The conference brought together more than 150 solar stakeholders who discussed opportunities in the local solar industry, the future of renewable energy sources and needs and issues in the Tennessee Valley before Dykes and the City of Lebanon were recognized as 2018 Solar Champions for their commitment to solar investment.
“TenneSEIA is proud to present our Solar Champion award to the City of Lebanon and Jeff Dykes, who both exhibited an extraordinary commitment to deploying solar energy,” TenneSEIA President Matt Beasley said in a news release.

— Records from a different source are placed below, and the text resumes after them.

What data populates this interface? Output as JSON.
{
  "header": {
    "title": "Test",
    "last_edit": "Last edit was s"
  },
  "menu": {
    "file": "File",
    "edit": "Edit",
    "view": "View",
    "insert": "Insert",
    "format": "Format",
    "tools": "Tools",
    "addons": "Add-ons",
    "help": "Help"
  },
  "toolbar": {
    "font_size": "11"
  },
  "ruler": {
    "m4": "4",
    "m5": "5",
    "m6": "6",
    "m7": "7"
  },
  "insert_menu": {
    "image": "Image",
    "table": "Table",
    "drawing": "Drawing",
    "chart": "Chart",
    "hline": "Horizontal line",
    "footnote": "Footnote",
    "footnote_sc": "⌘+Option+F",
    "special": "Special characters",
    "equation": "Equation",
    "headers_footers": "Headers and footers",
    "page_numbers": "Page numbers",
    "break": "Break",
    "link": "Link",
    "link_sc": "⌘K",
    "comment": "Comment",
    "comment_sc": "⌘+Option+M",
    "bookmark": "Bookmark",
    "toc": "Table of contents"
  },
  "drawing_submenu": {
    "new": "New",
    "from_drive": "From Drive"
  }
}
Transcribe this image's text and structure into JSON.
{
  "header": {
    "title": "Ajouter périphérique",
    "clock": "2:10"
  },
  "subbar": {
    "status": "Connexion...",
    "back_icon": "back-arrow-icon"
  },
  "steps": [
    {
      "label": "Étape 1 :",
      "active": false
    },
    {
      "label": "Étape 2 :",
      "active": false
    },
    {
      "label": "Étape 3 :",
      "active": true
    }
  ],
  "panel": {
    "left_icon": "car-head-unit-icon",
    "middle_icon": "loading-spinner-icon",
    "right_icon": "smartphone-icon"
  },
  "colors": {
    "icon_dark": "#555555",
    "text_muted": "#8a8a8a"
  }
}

Dykes was notably recognized for his role in creating the 40-acre solar farm near Jonesborough and “for his leadership in innovation in community solar and providing value-added services to BrightRidge customers through persistence, partnership and collaboration to create a replicable community solar model.”
In August, officials with BrightRidge, the Tennessee Valley Authority and Silicon Ranch Corp said the solar plant — projected to be completed by 2019 — would be the first solar-power production plant of its kind in Northeast Tennessee.
“We are near the oldest town in Tennessee, and we are about to dedicate one of the newest forms of energy technology out there,” Dykes said at the August groundbreaking.
The Johnson City Press was unable to immediately reach Dykes Wednesday for comment.